- From their different starting points, all children will make at least good progress and achieve their potential academically, emotionally, creatively, and socially. Knowledge, understanding and skills will be secured and embedded so that children can progress.
- Pupils will have good communication skills and will listen respectfully and with tolerance to the views of others using evidence to support or refute ideas or arguments.
- Pupils will take pride in all that they do, always striving to do their best.
- Pupils will be able to explore their own investigations, respectfully sharing their own thoughts and opinions whilst understanding that they may differ from others.
- Pupils will demonstrate emotional resilience and the ability to persevere when they encounter challenge.
- Pupils will develop a sense of self-awareness and become confident in their own abilities.
- Teachers plan to ensure that children are accessing work at age related expectations, with regular opportunities to be challenged through higher-level questioning.
- Pupils will competently use and know the meaning of agreed vocabulary correctly when talking and writing about events or processes.
- Children are assessed according to age related expectations in line with curriculum requirements. This is done in line with the school assessment calendar.
How to Help Your Child at Home
Talking about past events is key to the development of history in young children. We are extremely lucky to have a small museum (https://www.hendredmuseum.org.uk/ ) and their website is full of interesting facts and photographs. As part of our wider and neighbouring counties we are lucky to have access to historical places of interest, many of which coincide with our history curriculum – Uffington White Horse Hill, Avebury and Didcot Railway Centre.
We live in and around geography - from the streets we walk to the weather we endure - so supporting your child’s geography may not be as daunting as you may first think. The principle here is to know your local area and explore it with your children. Walk to school if possible rather than go by car. Touch the outdoor world, keep a record of what you see on the way.
Play "I Spy" on the way to school. What a way to investigate the features of places! Point out the range of maps that we can use to help us unravel the mystery of places. Be map collectors in places that you visit that give out free maps - shopping centres, country parks, town centres and museums. Read and explore them with your children. Let older children investigate route maps and help them to plan the route to places that you visit. Look at the food items that you are purchasing, note where they come from and look for the countries together in an atlas at home, or on internet maps. Look at the labels in clothing items, where are the items made? Go for a walk in a local wood or forest at different times of the year e.g. springtime or autumn (leaf kicking time). Seasonality is a very important pattern in their lives.
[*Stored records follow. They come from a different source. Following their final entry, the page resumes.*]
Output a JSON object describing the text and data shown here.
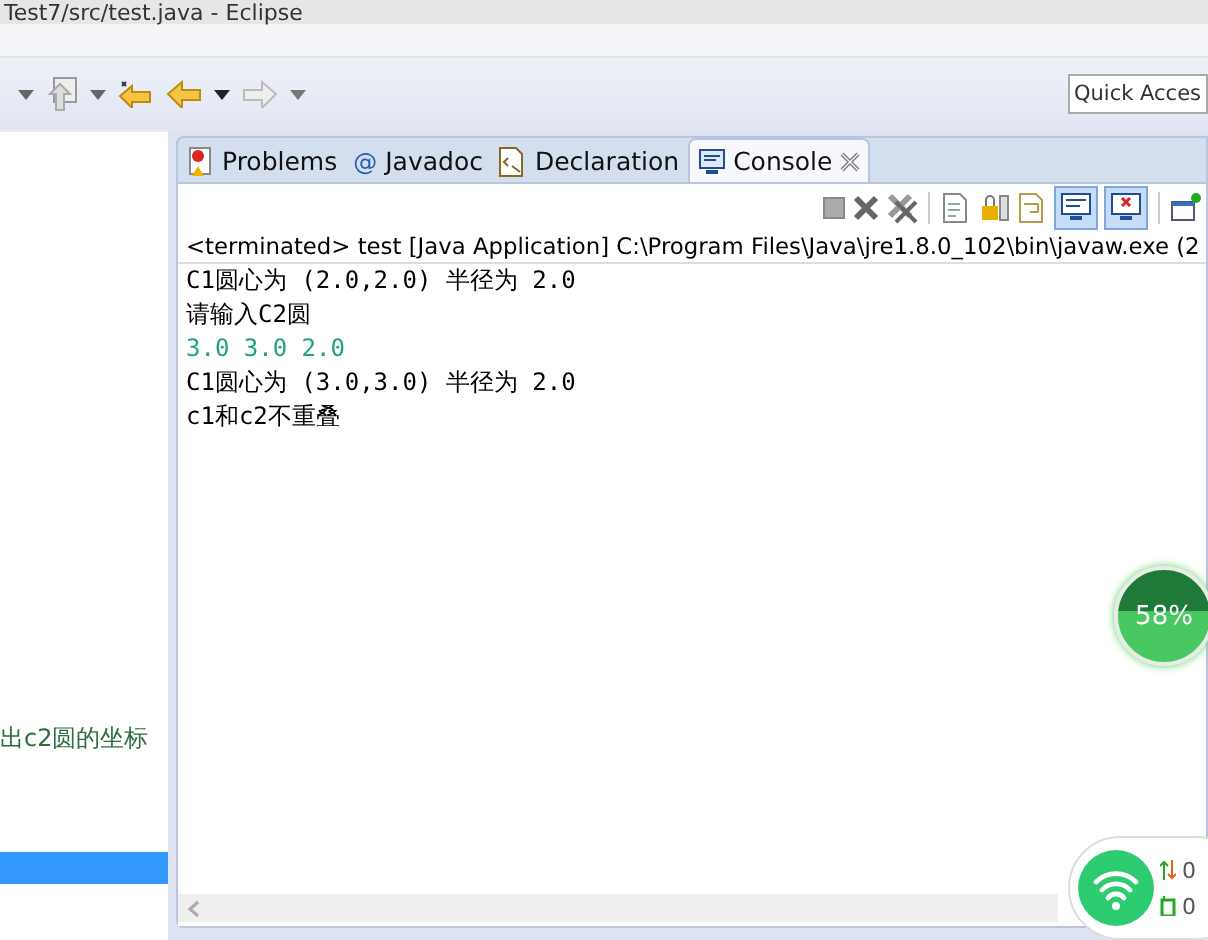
{
  "window": {
    "title": "Test7/src/test.java - Eclipse"
  },
  "quick_access": {
    "placeholder": "Quick Acces"
  },
  "left_panel": {
    "text": "出c2圆的坐标"
  },
  "tabs": [
    {
      "label": "Problems",
      "selected": false
    },
    {
      "label": "Javadoc",
      "symbol": "@",
      "selected": false
    },
    {
      "label": "Declaration",
      "selected": false
    },
    {
      "label": "Console",
      "selected": true
    }
  ],
  "console": {
    "header": "<terminated> test [Java Application] C:\\Program Files\\Java\\jre1.8.0_102\\bin\\javaw.exe (2",
    "lines": [
      {
        "text": "C1圆心为 (2.0,2.0) 半径为 2.0",
        "kind": "output"
      },
      {
        "text": "请输入C2圆",
        "kind": "output"
      },
      {
        "text": "3.0 3.0 2.0",
        "kind": "input"
      },
      {
        "text": "C1圆心为 (3.0,3.0) 半径为 2.0",
        "kind": "output"
      },
      {
        "text": "c1和c2不重叠",
        "kind": "output"
      }
    ]
  },
  "memory_ball": {
    "text": "58%"
  },
  "network_widget": {
    "upload": "0",
    "download": "0"
  }
}
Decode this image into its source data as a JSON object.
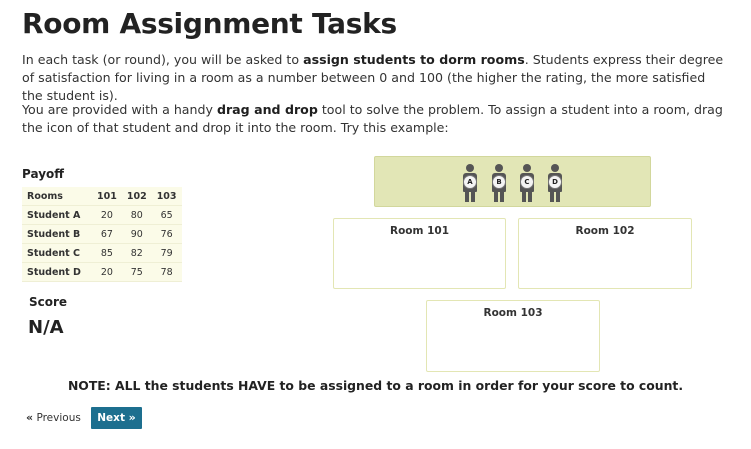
{
  "page": {
    "title": "Room Assignment Tasks",
    "para1": {
      "pre": "In each task (or round), you will be asked to ",
      "bold": "assign students to dorm rooms",
      "post": ". Students express their degree of satisfaction for living in a room as a number between 0 and 100 (the higher the rating, the more satisfied the student is)."
    },
    "para2": {
      "pre": "You are provided with a handy ",
      "bold": "drag and drop",
      "post": " tool to solve the problem. To assign a student into a room, drag the icon of that student and drop it into the room. Try this example:"
    }
  },
  "payoff": {
    "title": "Payoff",
    "header": [
      "Rooms",
      "101",
      "102",
      "103"
    ],
    "rows": [
      {
        "label": "Student A",
        "values": [
          "20",
          "80",
          "65"
        ]
      },
      {
        "label": "Student B",
        "values": [
          "67",
          "90",
          "76"
        ]
      },
      {
        "label": "Student C",
        "values": [
          "85",
          "82",
          "79"
        ]
      },
      {
        "label": "Student D",
        "values": [
          "20",
          "75",
          "78"
        ]
      }
    ]
  },
  "score": {
    "label": "Score",
    "value": "N/A"
  },
  "students": [
    "A",
    "B",
    "C",
    "D"
  ],
  "rooms": [
    "Room 101",
    "Room 102",
    "Room 103"
  ],
  "note": "NOTE: ALL the students HAVE to be assigned to a room in order for your score to count.",
  "nav": {
    "prev_icon": "«",
    "prev_label": "Previous",
    "next_label": "Next",
    "next_icon": "»",
    "next_color": "#1d6f8f"
  }
}
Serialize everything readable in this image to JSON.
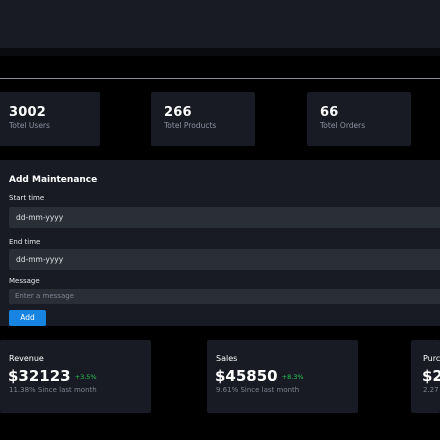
{
  "stats": [
    {
      "value": "3002",
      "label": "Totel Users"
    },
    {
      "value": "266",
      "label": "Totel Products"
    },
    {
      "value": "66",
      "label": "Totel Orders"
    }
  ],
  "maintenance": {
    "title": "Add Maintenance",
    "start_label": "Start time",
    "start_value": "dd-mm-yyyy",
    "end_label": "End time",
    "end_value": "dd-mm-yyyy",
    "message_label": "Message",
    "message_placeholder": "Enter a message",
    "add_label": "Add"
  },
  "kpis": [
    {
      "title": "Revenue",
      "value": "$32123",
      "change": "+3.5%",
      "sub": "11.38% Since last month"
    },
    {
      "title": "Sales",
      "value": "$45850",
      "change": "+8.3%",
      "sub": "9.61% Since last month"
    },
    {
      "title": "Purc",
      "value": "$2",
      "change": "",
      "sub": "2.27"
    }
  ],
  "colors": {
    "background": "#000000",
    "card": "#181b24",
    "input": "#2a2e37",
    "accent": "#1684e0",
    "positive": "#29c24f"
  }
}
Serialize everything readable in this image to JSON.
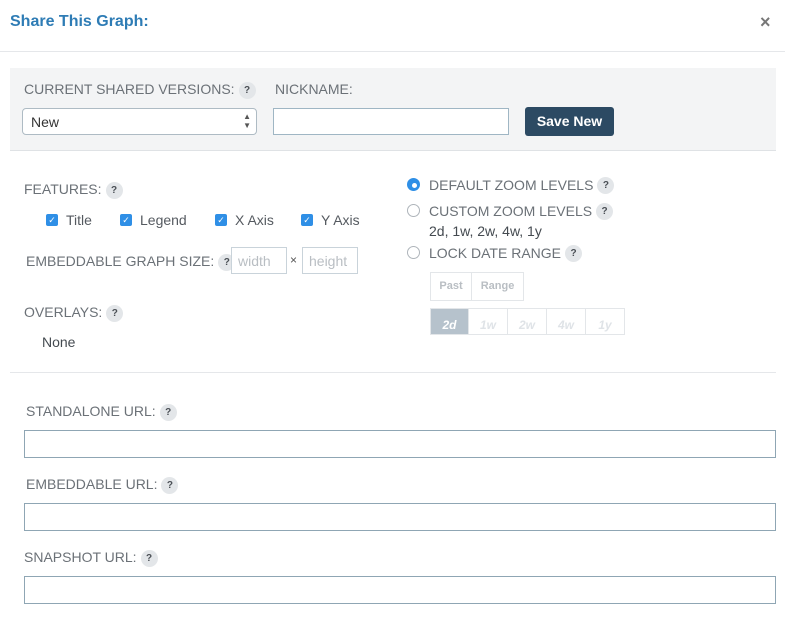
{
  "dialog": {
    "title": "Share This Graph:",
    "close_icon": "×"
  },
  "versions": {
    "label": "CURRENT SHARED VERSIONS:",
    "selected": "New",
    "nickname_label": "NICKNAME:",
    "nickname_value": "",
    "save_button": "Save New"
  },
  "help_glyph": "?",
  "features": {
    "label": "FEATURES:",
    "items": [
      {
        "label": "Title",
        "checked": true
      },
      {
        "label": "Legend",
        "checked": true
      },
      {
        "label": "X Axis",
        "checked": true
      },
      {
        "label": "Y Axis",
        "checked": true
      }
    ]
  },
  "embed_size": {
    "label": "EMBEDDABLE GRAPH SIZE:",
    "width_placeholder": "width",
    "separator": "×",
    "height_placeholder": "height"
  },
  "overlays": {
    "label": "OVERLAYS:",
    "value": "None"
  },
  "zoom": {
    "default_label": "DEFAULT ZOOM LEVELS",
    "custom_label": "CUSTOM ZOOM LEVELS",
    "custom_values": "2d, 1w, 2w, 4w, 1y",
    "lock_label": "LOCK DATE RANGE",
    "selected": "default",
    "tabs": [
      "Past",
      "Range"
    ],
    "ranges": [
      "2d",
      "1w",
      "2w",
      "4w",
      "1y"
    ],
    "active_range": "2d"
  },
  "urls": {
    "standalone_label": "STANDALONE URL:",
    "standalone_value": "",
    "embeddable_label": "EMBEDDABLE URL:",
    "embeddable_value": "",
    "snapshot_label": "SNAPSHOT URL:",
    "snapshot_value": ""
  },
  "colors": {
    "title": "#2e7cb5",
    "save_button": "#2c4a63",
    "checkbox": "#2f8fe6",
    "active_range": "#b6c2cc"
  }
}
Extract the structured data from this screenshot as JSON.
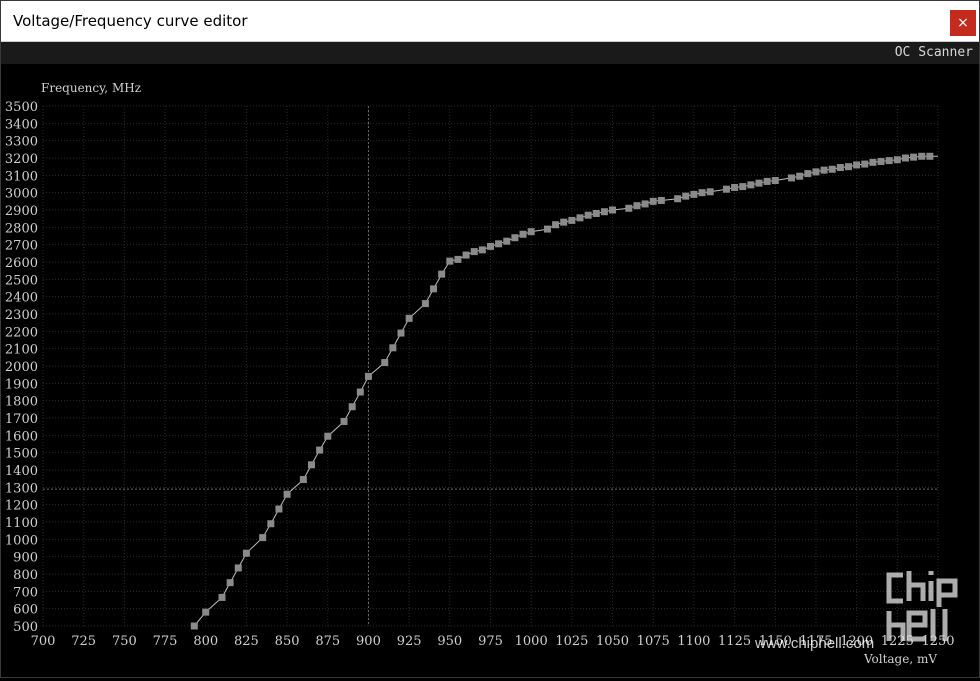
{
  "window": {
    "title": "Voltage/Frequency curve editor",
    "close_label": "×"
  },
  "toolbar": {
    "oc_scanner_label": "OC Scanner"
  },
  "watermark": {
    "url_text": "www.chiphell.com",
    "logo_text": "chip hell"
  },
  "colors": {
    "background": "#000000",
    "grid": "#2a2a2a",
    "curve": "#bdbdbd",
    "point": "#8a8a8a",
    "text": "#d0d0d0",
    "crosshair": "#6a6a6a"
  },
  "chart_data": {
    "type": "line",
    "xlabel": "Voltage, mV",
    "ylabel": "Frequency, MHz",
    "xlim": [
      700,
      1250
    ],
    "ylim": [
      500,
      3500
    ],
    "x_ticks": [
      700,
      725,
      750,
      775,
      800,
      825,
      850,
      875,
      900,
      925,
      950,
      975,
      1000,
      1025,
      1050,
      1075,
      1100,
      1125,
      1150,
      1175,
      1200,
      1225,
      1250
    ],
    "y_ticks": [
      500,
      600,
      700,
      800,
      900,
      1000,
      1100,
      1200,
      1300,
      1400,
      1500,
      1600,
      1700,
      1800,
      1900,
      2000,
      2100,
      2200,
      2300,
      2400,
      2500,
      2600,
      2700,
      2800,
      2900,
      3000,
      3100,
      3200,
      3300,
      3400,
      3500
    ],
    "grid": true,
    "crosshair": {
      "x": 900,
      "y": 1290
    },
    "series": [
      {
        "points": [
          [
            793,
            500
          ],
          [
            800,
            580
          ],
          [
            810,
            665
          ],
          [
            815,
            750
          ],
          [
            820,
            835
          ],
          [
            825,
            920
          ],
          [
            835,
            1010
          ],
          [
            840,
            1090
          ],
          [
            845,
            1175
          ],
          [
            850,
            1260
          ],
          [
            860,
            1345
          ],
          [
            865,
            1430
          ],
          [
            870,
            1515
          ],
          [
            875,
            1595
          ],
          [
            885,
            1680
          ],
          [
            890,
            1765
          ],
          [
            895,
            1850
          ],
          [
            900,
            1940
          ],
          [
            910,
            2020
          ],
          [
            915,
            2105
          ],
          [
            920,
            2190
          ],
          [
            925,
            2275
          ],
          [
            935,
            2360
          ],
          [
            940,
            2445
          ],
          [
            945,
            2530
          ],
          [
            950,
            2605
          ],
          [
            955,
            2615
          ],
          [
            960,
            2640
          ],
          [
            965,
            2660
          ],
          [
            970,
            2670
          ],
          [
            975,
            2690
          ],
          [
            980,
            2705
          ],
          [
            985,
            2720
          ],
          [
            990,
            2740
          ],
          [
            995,
            2760
          ],
          [
            1000,
            2775
          ],
          [
            1010,
            2790
          ],
          [
            1015,
            2815
          ],
          [
            1020,
            2830
          ],
          [
            1025,
            2840
          ],
          [
            1030,
            2855
          ],
          [
            1035,
            2870
          ],
          [
            1040,
            2880
          ],
          [
            1045,
            2890
          ],
          [
            1050,
            2900
          ],
          [
            1060,
            2910
          ],
          [
            1065,
            2925
          ],
          [
            1070,
            2935
          ],
          [
            1075,
            2950
          ],
          [
            1080,
            2955
          ],
          [
            1090,
            2965
          ],
          [
            1095,
            2980
          ],
          [
            1100,
            2990
          ],
          [
            1105,
            3000
          ],
          [
            1110,
            3005
          ],
          [
            1120,
            3020
          ],
          [
            1125,
            3030
          ],
          [
            1130,
            3035
          ],
          [
            1135,
            3045
          ],
          [
            1140,
            3055
          ],
          [
            1145,
            3065
          ],
          [
            1150,
            3070
          ],
          [
            1160,
            3085
          ],
          [
            1165,
            3095
          ],
          [
            1170,
            3110
          ],
          [
            1175,
            3120
          ],
          [
            1180,
            3130
          ],
          [
            1185,
            3135
          ],
          [
            1190,
            3145
          ],
          [
            1195,
            3150
          ],
          [
            1200,
            3160
          ],
          [
            1205,
            3165
          ],
          [
            1210,
            3175
          ],
          [
            1215,
            3180
          ],
          [
            1220,
            3185
          ],
          [
            1225,
            3190
          ],
          [
            1230,
            3200
          ],
          [
            1235,
            3205
          ],
          [
            1240,
            3210
          ],
          [
            1245,
            3210
          ],
          [
            1250,
            3210
          ]
        ]
      }
    ]
  }
}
Watch the weather forecast - even better listen to different radio channel forecasts. Did they get it right? Watch items on dramatic world weather events. Talk about topic issues highlighted by news programmes such as News Round.
The list is endless – you will have many ideas of your own. In a nutshell, you can help your children learn by offering them exciting activities and by encouraging them to ask and to try to answer questions about the world in which we live.
History and Geography in Action
As a school, we strive to utilise the outdoors, where possible. We have an extensive school grounds which the children use regularly. Futhermore, we have local links with our village musuem and Hendred House, with its vast grounds, which includes a private chapel called St. John the Baptist and St. Amand. Within walking distance of the school, there are various Geocaches, which the older children have found using GPS.